What if every student of human behavior wrote a paper in which they adopted the approach of a contrasting school? Would this be cool or would it simply be anarchic?
There are some ways in which it is perhaps easier for me to think across these schools than some of my colleagues. My dirty little secret is that I was never really trained in any of them! My graduate training is in (nonhuman) primate behavioral ecology. One of the most influential people for my intellectual and personal development (and probably the only reason I actually got into Harvard) is Irv DeVore, a foundational figure for EP. My Ph.D. advisor Richard Wrangham, while very much a behavioral ecologist when studying chimpanzees, is clearly sympathetic to EP when studying humans. In my post-doc, I moved into more applied questions of human health and population dynamics and indirectly encountered one of the other “schools” of human evolutionary thought, namely, dual-inheritance theory. Cultural transmission models are used in health research to understand the adoption of things like modern contraception or oral rehydration therapy. As a result, I have thought a little about models of cultural transmission (a chapter that I wrote in Melissa Brown’s recent book can be found here). This is a pretty natural extension of my work in epidemic modeling and while it is not a central part of my research, I suspect I haven’t said my last on the topic (particularly not if I continue to attract clever students interested in the topic).

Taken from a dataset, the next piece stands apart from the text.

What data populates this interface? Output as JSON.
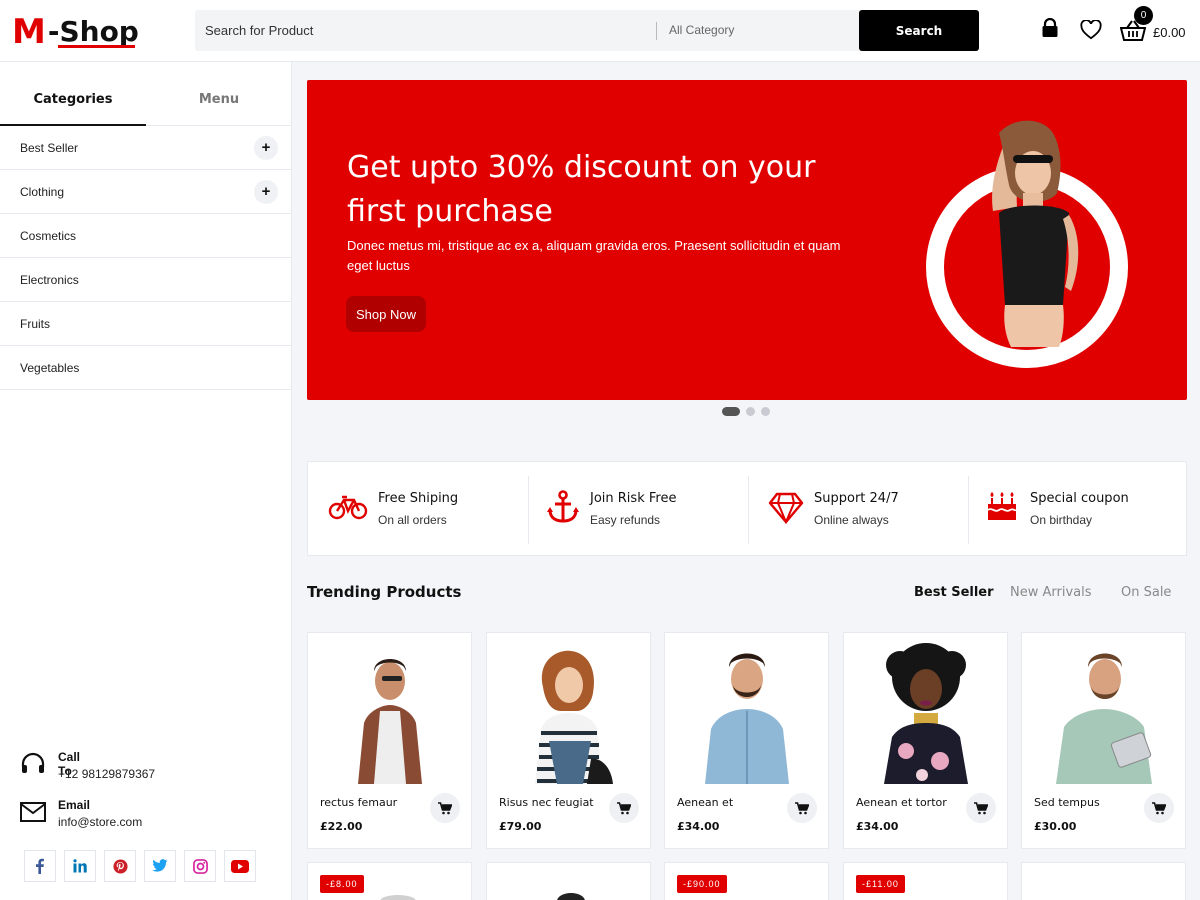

So, those are my thoughts du jour on the study of human behavior. The winter break is rapidly drawing to a close and pretty soon I will be back in the office and will need to get back to actual research. Hopefully, these meditations in the closing days of 2008 will have a positive influence on this research.
Bird, R. B., and E. A. Smith. 2005. Signaling Theory, Strategic Interaction, and Symbolic Capital. Current Anthropology 46 (2):221-248.
Cosmides, L. 1989. The Logic of Social Exchange: Has Natural Selection Shaped How Humans Reason? Studies with the Wason Selection Task. Cognition 31: 187-276.
Daly, M., and M. I. Wilson. 1999. Human Evolutionary Psychology and Animal Behaviour. Animal Behaviour 57:509-519.
Smith, E. A. 2000. Three Styles in the Evolutionary Study of Human Behavior. In Human Behavior and Adaptation: An Anthropological Perspective, edited by L. Cronk, W. Irons and N. Chagnon. Hawthorne, NY: Aldine de Gruyter.
Smith, E. A., M. Borgerhoff Mulder, and K. Hill. 2000. Evolutionary Analyses of Human Behaviour: A Commentary on Daly & Wilson. Animal Behaviour 60:F21-F26.
Symons, D. 1989. A Critique of Darwinian Anthropology. Ethology and Sociobiology 10 (1-3):131-144.
Tooby, J., and L. Cosmides. 1990. The Past Explains the Present – Emotional Adaptations and the Structure of Ancestral Environments. Ethology and Sociobiology 11 (4-5):375-424.